**Materials provided**
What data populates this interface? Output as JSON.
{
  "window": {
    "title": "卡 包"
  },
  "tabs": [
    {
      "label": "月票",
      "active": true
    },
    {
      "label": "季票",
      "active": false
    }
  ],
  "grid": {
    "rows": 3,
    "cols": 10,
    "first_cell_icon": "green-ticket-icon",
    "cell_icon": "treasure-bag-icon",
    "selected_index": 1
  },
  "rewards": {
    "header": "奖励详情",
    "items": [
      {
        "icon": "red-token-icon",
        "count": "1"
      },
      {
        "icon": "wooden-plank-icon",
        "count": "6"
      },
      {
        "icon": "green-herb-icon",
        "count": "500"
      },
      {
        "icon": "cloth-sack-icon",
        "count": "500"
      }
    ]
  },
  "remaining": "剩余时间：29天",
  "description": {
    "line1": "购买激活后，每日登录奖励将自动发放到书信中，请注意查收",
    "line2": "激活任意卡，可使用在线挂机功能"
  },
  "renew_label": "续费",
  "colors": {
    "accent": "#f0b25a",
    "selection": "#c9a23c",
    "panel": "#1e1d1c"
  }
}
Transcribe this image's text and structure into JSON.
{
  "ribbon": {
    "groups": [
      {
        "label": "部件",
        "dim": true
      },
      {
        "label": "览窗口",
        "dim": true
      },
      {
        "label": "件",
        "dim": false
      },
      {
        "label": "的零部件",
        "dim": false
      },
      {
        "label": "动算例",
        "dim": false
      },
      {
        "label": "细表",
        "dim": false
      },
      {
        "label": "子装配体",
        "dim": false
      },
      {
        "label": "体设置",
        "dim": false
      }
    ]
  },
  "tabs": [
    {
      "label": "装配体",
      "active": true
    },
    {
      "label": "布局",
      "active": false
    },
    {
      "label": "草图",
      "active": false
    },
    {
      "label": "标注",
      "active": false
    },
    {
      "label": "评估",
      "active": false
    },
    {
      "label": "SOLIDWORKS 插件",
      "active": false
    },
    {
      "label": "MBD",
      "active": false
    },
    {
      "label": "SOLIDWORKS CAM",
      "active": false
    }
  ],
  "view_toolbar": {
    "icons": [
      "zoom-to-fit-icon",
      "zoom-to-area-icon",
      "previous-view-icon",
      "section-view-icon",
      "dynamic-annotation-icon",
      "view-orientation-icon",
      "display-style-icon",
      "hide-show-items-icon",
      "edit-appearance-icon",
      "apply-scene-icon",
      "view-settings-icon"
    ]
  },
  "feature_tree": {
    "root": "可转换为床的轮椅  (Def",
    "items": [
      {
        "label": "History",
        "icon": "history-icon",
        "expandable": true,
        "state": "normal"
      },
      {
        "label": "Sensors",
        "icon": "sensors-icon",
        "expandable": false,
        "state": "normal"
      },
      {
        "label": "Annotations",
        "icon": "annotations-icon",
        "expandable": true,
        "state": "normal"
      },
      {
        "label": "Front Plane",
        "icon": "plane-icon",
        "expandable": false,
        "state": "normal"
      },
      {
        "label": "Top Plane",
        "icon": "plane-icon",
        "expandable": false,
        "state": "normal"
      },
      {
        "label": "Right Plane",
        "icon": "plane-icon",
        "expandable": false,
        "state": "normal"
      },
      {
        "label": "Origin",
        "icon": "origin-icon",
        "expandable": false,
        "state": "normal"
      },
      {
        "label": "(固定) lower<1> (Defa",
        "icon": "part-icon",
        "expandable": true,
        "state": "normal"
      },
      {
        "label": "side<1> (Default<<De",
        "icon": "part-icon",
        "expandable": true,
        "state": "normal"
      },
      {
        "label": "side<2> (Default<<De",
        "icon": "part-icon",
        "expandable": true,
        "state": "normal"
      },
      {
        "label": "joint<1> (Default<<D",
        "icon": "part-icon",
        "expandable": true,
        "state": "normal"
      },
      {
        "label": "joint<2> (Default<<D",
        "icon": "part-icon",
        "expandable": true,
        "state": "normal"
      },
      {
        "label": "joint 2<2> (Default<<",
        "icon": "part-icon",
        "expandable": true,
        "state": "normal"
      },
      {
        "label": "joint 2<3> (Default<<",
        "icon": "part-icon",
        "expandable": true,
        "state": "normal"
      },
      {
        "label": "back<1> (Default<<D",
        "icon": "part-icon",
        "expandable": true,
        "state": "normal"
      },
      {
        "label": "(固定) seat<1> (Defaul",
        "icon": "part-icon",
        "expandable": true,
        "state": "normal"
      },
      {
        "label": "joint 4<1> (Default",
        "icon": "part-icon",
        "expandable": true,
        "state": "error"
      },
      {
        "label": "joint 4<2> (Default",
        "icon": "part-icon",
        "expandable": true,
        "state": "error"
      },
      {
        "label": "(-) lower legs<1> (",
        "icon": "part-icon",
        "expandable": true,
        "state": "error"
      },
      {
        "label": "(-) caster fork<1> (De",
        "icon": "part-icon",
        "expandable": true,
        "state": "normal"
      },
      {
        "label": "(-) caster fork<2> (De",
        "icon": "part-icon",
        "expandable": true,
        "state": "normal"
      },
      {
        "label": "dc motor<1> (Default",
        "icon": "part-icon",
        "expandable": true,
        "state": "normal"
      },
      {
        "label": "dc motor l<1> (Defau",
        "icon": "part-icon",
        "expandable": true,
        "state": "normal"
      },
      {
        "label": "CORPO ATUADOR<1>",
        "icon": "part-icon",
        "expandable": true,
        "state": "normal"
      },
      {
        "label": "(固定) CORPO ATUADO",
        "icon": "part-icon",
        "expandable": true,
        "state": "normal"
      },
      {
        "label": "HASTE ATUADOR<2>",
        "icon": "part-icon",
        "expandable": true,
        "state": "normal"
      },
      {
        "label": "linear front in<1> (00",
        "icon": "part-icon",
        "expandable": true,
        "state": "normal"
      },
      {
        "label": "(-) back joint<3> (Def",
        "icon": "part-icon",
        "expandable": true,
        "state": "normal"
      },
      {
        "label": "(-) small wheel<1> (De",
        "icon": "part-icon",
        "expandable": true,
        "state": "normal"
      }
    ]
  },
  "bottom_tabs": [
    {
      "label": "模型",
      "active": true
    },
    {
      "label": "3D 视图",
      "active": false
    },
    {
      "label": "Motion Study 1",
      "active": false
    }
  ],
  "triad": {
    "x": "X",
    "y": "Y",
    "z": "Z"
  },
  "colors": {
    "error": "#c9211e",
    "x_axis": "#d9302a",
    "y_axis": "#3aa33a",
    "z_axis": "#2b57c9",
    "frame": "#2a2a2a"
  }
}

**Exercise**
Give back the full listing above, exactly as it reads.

**Task response**
What data populates this interface? Output as JSON.
{
  "window": {
    "title": "卡 包"
  },
  "tabs": [
    {
      "label": "月票",
      "active": true
    },
    {
      "label": "季票",
      "active": false
    }
  ],
  "grid": {
    "rows": 3,
    "cols": 10,
    "first_cell_icon": "green-ticket-icon",
    "cell_icon": "treasure-bag-icon",
    "selected_index": 1
  },
  "rewards": {
    "header": "奖励详情",
    "items": [
      {
        "icon": "red-token-icon",
        "count": "1"
      },
      {
        "icon": "wooden-plank-icon",
        "count": "6"
      },
      {
        "icon": "green-herb-icon",
        "count": "500"
      },
      {
        "icon": "cloth-sack-icon",
        "count": "500"
      }
    ]
  },
  "remaining": "剩余时间：29天",
  "description": {
    "line1": "购买激活后，每日登录奖励将自动发放到书信中，请注意查收",
    "line2": "激活任意卡，可使用在线挂机功能"
  },
  "renew_label": "续费",
  "colors": {
    "accent": "#f0b25a",
    "selection": "#c9a23c",
    "panel": "#1e1d1c"
  }
}
Transcribe this image's text and structure into JSON.
{
  "ribbon": {
    "groups": [
      {
        "label": "部件",
        "dim": true
      },
      {
        "label": "览窗口",
        "dim": true
      },
      {
        "label": "件",
        "dim": false
      },
      {
        "label": "的零部件",
        "dim": false
      },
      {
        "label": "动算例",
        "dim": false
      },
      {
        "label": "细表",
        "dim": false
      },
      {
        "label": "子装配体",
        "dim": false
      },
      {
        "label": "体设置",
        "dim": false
      }
    ]
  },
  "tabs": [
    {
      "label": "装配体",
      "active": true
    },
    {
      "label": "布局",
      "active": false
    },
    {
      "label": "草图",
      "active": false
    },
    {
      "label": "标注",
      "active": false
    },
    {
      "label": "评估",
      "active": false
    },
    {
      "label": "SOLIDWORKS 插件",
      "active": false
    },
    {
      "label": "MBD",
      "active": false
    },
    {
      "label": "SOLIDWORKS CAM",
      "active": false
    }
  ],
  "view_toolbar": {
    "icons": [
      "zoom-to-fit-icon",
      "zoom-to-area-icon",
      "previous-view-icon",
      "section-view-icon",
      "dynamic-annotation-icon",
      "view-orientation-icon",
      "display-style-icon",
      "hide-show-items-icon",
      "edit-appearance-icon",
      "apply-scene-icon",
      "view-settings-icon"
    ]
  },
  "feature_tree": {
    "root": "可转换为床的轮椅  (Def",
    "items": [
      {
        "label": "History",
        "icon": "history-icon",
        "expandable": true,
        "state": "normal"
      },
      {
        "label": "Sensors",
        "icon": "sensors-icon",
        "expandable": false,
        "state": "normal"
      },
      {
        "label": "Annotations",
        "icon": "annotations-icon",
        "expandable": true,
        "state": "normal"
      },
      {
        "label": "Front Plane",
        "icon": "plane-icon",
        "expandable": false,
        "state": "normal"
      },
      {
        "label": "Top Plane",
        "icon": "plane-icon",
        "expandable": false,
        "state": "normal"
      },
      {
        "label": "Right Plane",
        "icon": "plane-icon",
        "expandable": false,
        "state": "normal"
      },
      {
        "label": "Origin",
        "icon": "origin-icon",
        "expandable": false,
        "state": "normal"
      },
      {
        "label": "(固定) lower<1> (Defa",
        "icon": "part-icon",
        "expandable": true,
        "state": "normal"
      },
      {
        "label": "side<1> (Default<<De",
        "icon": "part-icon",
        "expandable": true,
        "state": "normal"
      },
      {
        "label": "side<2> (Default<<De",
        "icon": "part-icon",
        "expandable": true,
        "state": "normal"
      },
      {
        "label": "joint<1> (Default<<D",
        "icon": "part-icon",
        "expandable": true,
        "state": "normal"
      },
      {
        "label": "joint<2> (Default<<D",
        "icon": "part-icon",
        "expandable": true,
        "state": "normal"
      },
      {
        "label": "joint 2<2> (Default<<",
        "icon": "part-icon",
        "expandable": true,
        "state": "normal"
      },
      {
        "label": "joint 2<3> (Default<<",
        "icon": "part-icon",
        "expandable": true,
        "state": "normal"
      },
      {
        "label": "back<1> (Default<<D",
        "icon": "part-icon",
        "expandable": true,
        "state": "normal"
      },
      {
        "label": "(固定) seat<1> (Defaul",
        "icon": "part-icon",
        "expandable": true,
        "state": "normal"
      },
      {
        "label": "joint 4<1> (Default",
        "icon": "part-icon",
        "expandable": true,
        "state": "error"
      },
      {
        "label": "joint 4<2> (Default",
        "icon": "part-icon",
        "expandable": true,
        "state": "error"
      },
      {
        "label": "(-) lower legs<1> (",
        "icon": "part-icon",
        "expandable": true,
        "state": "error"
      },
      {
        "label": "(-) caster fork<1> (De",
        "icon": "part-icon",
        "expandable": true,
        "state": "normal"
      },
      {
        "label": "(-) caster fork<2> (De",
        "icon": "part-icon",
        "expandable": true,
        "state": "normal"
      },
      {
        "label": "dc motor<1> (Default",
        "icon": "part-icon",
        "expandable": true,
        "state": "normal"
      },
      {
        "label": "dc motor l<1> (Defau",
        "icon": "part-icon",
        "expandable": true,
        "state": "normal"
      },
      {
        "label": "CORPO ATUADOR<1>",
        "icon": "part-icon",
        "expandable": true,
        "state": "normal"
      },
      {
        "label": "(固定) CORPO ATUADO",
        "icon": "part-icon",
        "expandable": true,
        "state": "normal"
      },
      {
        "label": "HASTE ATUADOR<2>",
        "icon": "part-icon",
        "expandable": true,
        "state": "normal"
      },
      {
        "label": "linear front in<1> (00",
        "icon": "part-icon",
        "expandable": true,
        "state": "normal"
      },
      {
        "label": "(-) back joint<3> (Def",
        "icon": "part-icon",
        "expandable": true,
        "state": "normal"
      },
      {
        "label": "(-) small wheel<1> (De",
        "icon": "part-icon",
        "expandable": true,
        "state": "normal"
      }
    ]
  },
  "bottom_tabs": [
    {
      "label": "模型",
      "active": true
    },
    {
      "label": "3D 视图",
      "active": false
    },
    {
      "label": "Motion Study 1",
      "active": false
    }
  ],
  "triad": {
    "x": "X",
    "y": "Y",
    "z": "Z"
  },
  "colors": {
    "error": "#c9211e",
    "x_axis": "#d9302a",
    "y_axis": "#3aa33a",
    "z_axis": "#2b57c9",
    "frame": "#2a2a2a"
  }
}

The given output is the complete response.